=== SUPPLIED DATA ===

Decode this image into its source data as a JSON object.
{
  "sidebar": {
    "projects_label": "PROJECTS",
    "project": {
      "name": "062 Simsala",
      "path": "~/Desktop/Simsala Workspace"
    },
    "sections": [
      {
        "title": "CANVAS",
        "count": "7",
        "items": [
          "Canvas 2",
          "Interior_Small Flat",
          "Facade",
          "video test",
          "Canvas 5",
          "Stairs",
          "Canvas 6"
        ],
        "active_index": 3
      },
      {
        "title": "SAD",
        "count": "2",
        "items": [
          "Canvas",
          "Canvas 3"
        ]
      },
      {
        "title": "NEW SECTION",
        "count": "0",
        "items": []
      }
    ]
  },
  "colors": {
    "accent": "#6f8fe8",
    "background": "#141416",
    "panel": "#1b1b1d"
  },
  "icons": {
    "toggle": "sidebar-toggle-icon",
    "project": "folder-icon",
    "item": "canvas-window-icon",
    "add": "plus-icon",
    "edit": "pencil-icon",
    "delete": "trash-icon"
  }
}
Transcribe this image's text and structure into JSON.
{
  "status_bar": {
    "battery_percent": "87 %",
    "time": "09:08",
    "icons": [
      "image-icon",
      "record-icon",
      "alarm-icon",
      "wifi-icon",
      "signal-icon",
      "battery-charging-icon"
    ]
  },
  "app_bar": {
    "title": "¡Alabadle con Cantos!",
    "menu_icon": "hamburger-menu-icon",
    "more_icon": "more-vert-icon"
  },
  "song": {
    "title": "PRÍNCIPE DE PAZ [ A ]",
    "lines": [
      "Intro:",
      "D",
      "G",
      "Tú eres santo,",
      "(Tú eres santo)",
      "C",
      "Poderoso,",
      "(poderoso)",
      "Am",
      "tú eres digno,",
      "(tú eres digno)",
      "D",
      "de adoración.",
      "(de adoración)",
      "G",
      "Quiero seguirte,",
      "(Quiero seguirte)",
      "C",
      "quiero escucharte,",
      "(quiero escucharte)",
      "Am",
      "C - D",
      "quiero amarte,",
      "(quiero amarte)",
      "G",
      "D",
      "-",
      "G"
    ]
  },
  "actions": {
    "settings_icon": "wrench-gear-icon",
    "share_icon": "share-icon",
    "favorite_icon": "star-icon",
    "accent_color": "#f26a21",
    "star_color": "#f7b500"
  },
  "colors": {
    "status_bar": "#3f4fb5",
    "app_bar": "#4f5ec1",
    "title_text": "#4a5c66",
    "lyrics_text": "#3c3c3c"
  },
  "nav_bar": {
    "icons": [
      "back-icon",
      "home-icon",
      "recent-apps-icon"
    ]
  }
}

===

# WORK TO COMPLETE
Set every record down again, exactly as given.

# RESPONSE BELOW
Decode this image into its source data as a JSON object.
{
  "sidebar": {
    "projects_label": "PROJECTS",
    "project": {
      "name": "062 Simsala",
      "path": "~/Desktop/Simsala Workspace"
    },
    "sections": [
      {
        "title": "CANVAS",
        "count": "7",
        "items": [
          "Canvas 2",
          "Interior_Small Flat",
          "Facade",
          "video test",
          "Canvas 5",
          "Stairs",
          "Canvas 6"
        ],
        "active_index": 3
      },
      {
        "title": "SAD",
        "count": "2",
        "items": [
          "Canvas",
          "Canvas 3"
        ]
      },
      {
        "title": "NEW SECTION",
        "count": "0",
        "items": []
      }
    ]
  },
  "colors": {
    "accent": "#6f8fe8",
    "background": "#141416",
    "panel": "#1b1b1d"
  },
  "icons": {
    "toggle": "sidebar-toggle-icon",
    "project": "folder-icon",
    "item": "canvas-window-icon",
    "add": "plus-icon",
    "edit": "pencil-icon",
    "delete": "trash-icon"
  }
}
Transcribe this image's text and structure into JSON.
{
  "status_bar": {
    "battery_percent": "87 %",
    "time": "09:08",
    "icons": [
      "image-icon",
      "record-icon",
      "alarm-icon",
      "wifi-icon",
      "signal-icon",
      "battery-charging-icon"
    ]
  },
  "app_bar": {
    "title": "¡Alabadle con Cantos!",
    "menu_icon": "hamburger-menu-icon",
    "more_icon": "more-vert-icon"
  },
  "song": {
    "title": "PRÍNCIPE DE PAZ [ A ]",
    "lines": [
      "Intro:",
      "D",
      "G",
      "Tú eres santo,",
      "(Tú eres santo)",
      "C",
      "Poderoso,",
      "(poderoso)",
      "Am",
      "tú eres digno,",
      "(tú eres digno)",
      "D",
      "de adoración.",
      "(de adoración)",
      "G",
      "Quiero seguirte,",
      "(Quiero seguirte)",
      "C",
      "quiero escucharte,",
      "(quiero escucharte)",
      "Am",
      "C - D",
      "quiero amarte,",
      "(quiero amarte)",
      "G",
      "D",
      "-",
      "G"
    ]
  },
  "actions": {
    "settings_icon": "wrench-gear-icon",
    "share_icon": "share-icon",
    "favorite_icon": "star-icon",
    "accent_color": "#f26a21",
    "star_color": "#f7b500"
  },
  "colors": {
    "status_bar": "#3f4fb5",
    "app_bar": "#4f5ec1",
    "title_text": "#4a5c66",
    "lyrics_text": "#3c3c3c"
  },
  "nav_bar": {
    "icons": [
      "back-icon",
      "home-icon",
      "recent-apps-icon"
    ]
  }
}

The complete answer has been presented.